District to up its mental health efforts
The District 833 School Board informally approved creating a temporary mental health coordinator position Aug. 5 in response to concerns following the suicides of two Woodbury High School students within six weeks this spring.
The one-year position would be filled by choosing a coordinator from among the district's current school psychologists, and hiring someone temporarily to fulfill that person's regular duties.
Porter also made other mental health recommendations in response to concerns raised in June by School Board Member Jim Gelbmann and other board members.
He directed the district's Director of Special Services Erin Metoxen to form a mental health task force of administrators and mental health workers.
Though the task force, which met during July, recommended two full-time positions, Porter pared that to one position and added staff training and other resources.
Forming problem solving teams in each building to identify and support students with mental health problems and other risk factors.
Providing additional training for mental health resource teams, including school psychologists, school nurses, counselors and social workers at a costs of $32,000.
district and building administrators in the problem-solving team model.
Requiring each building to dedicate four hours and each department two hours to mental health-related topics and issues. One half of the time would be provided by current building resources with the remainder from the district with the cost not to exceed $20,000.
Although the district has 63 mental health workers, they have other responsibilities such as providing career advice or medical care. There is a "lack of clarity, some gaps and some overlap in their areas of responsibility," according to Porter's recommendations.

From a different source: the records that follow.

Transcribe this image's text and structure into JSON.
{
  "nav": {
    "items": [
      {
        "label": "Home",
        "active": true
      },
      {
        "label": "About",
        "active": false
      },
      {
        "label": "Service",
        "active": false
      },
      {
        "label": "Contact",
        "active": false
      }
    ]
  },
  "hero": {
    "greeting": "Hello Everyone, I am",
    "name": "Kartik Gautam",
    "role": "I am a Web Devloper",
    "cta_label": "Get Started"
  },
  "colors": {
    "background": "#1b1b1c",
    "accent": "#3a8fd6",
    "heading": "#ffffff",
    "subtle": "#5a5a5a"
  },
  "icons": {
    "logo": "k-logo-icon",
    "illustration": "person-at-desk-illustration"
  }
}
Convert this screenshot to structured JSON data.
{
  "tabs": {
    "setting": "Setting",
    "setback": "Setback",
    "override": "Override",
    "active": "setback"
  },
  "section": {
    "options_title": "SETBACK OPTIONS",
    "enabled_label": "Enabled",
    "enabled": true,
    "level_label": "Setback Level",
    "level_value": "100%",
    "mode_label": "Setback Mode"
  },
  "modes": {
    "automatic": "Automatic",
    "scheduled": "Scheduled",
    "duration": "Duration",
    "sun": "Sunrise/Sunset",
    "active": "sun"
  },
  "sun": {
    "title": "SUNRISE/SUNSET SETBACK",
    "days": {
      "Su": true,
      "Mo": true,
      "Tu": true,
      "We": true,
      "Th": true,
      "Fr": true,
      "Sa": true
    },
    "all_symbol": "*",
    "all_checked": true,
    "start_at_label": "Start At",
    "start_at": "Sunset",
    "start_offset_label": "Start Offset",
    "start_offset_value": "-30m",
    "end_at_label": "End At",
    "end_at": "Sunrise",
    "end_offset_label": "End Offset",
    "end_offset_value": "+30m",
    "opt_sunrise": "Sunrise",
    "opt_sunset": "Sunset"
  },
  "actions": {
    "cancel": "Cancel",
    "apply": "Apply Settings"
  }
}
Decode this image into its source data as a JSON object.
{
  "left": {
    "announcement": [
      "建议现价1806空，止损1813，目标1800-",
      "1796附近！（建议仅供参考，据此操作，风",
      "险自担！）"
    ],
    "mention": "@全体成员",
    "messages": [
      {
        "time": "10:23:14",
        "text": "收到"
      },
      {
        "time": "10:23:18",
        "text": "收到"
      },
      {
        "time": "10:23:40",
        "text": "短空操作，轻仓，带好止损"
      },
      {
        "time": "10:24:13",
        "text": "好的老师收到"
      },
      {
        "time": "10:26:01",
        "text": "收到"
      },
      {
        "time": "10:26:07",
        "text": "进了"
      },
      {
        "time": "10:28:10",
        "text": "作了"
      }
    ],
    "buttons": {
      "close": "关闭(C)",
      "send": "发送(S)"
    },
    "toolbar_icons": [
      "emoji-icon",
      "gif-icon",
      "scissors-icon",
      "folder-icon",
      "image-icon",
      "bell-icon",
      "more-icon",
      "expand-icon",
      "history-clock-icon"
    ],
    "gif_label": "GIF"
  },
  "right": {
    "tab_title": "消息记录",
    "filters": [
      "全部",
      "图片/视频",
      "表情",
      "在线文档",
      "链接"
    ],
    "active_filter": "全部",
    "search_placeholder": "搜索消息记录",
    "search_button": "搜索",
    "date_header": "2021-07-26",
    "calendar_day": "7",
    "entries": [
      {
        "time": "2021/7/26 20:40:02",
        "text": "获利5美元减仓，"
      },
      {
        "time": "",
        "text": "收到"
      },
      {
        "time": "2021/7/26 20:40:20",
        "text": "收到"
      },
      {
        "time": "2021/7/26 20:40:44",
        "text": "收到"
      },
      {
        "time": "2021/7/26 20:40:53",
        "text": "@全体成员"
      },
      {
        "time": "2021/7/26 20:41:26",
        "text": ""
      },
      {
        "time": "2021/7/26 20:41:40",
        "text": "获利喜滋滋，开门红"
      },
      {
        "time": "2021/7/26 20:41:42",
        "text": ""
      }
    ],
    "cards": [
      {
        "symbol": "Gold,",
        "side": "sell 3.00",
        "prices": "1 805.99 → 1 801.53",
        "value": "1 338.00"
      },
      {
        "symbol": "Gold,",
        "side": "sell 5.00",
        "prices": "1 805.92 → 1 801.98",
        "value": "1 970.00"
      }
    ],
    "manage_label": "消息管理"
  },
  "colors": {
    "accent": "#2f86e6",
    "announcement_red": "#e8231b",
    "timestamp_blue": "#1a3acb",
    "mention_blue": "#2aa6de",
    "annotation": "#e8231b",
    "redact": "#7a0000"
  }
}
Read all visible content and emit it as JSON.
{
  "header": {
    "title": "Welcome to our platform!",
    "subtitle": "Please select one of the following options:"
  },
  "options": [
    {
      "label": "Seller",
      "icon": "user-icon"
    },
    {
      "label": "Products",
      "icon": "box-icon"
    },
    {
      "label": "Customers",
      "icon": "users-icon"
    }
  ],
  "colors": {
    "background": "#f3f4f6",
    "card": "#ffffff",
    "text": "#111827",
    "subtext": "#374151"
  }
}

"The goal is to work smarter and more effectively," Metoxen told the board, "so we're not spending our time doing paperwork."
The new position will also be responsible for coordinating district resources and outside assistance from Washington County, which is pulling back from previous support because of budget limitations, Porter said.
"Who will decide the role of resource teams?" said Board Member Marsha Adou.
Porter said he's looking for a common structure that is shared by schools so team members can help if there is a crisis at another school.
Board Chair Leslee Boyd asked if some mental health workers will balk at job changes that were not there when they were hired.
"They know there's a need for change," Porter said. "There is a general awareness that change is overdue."
Board Member Ron Kath asked if there will be a negative response from the community because of the cost of an additional position. "We hear that we have too many counselors and administrators," he said.
There is a significant amount of work to be done in a short time, Porter said.
It's a one-year aggressive plan on an important issue that the community will support, said Board Member Laurie Johnson.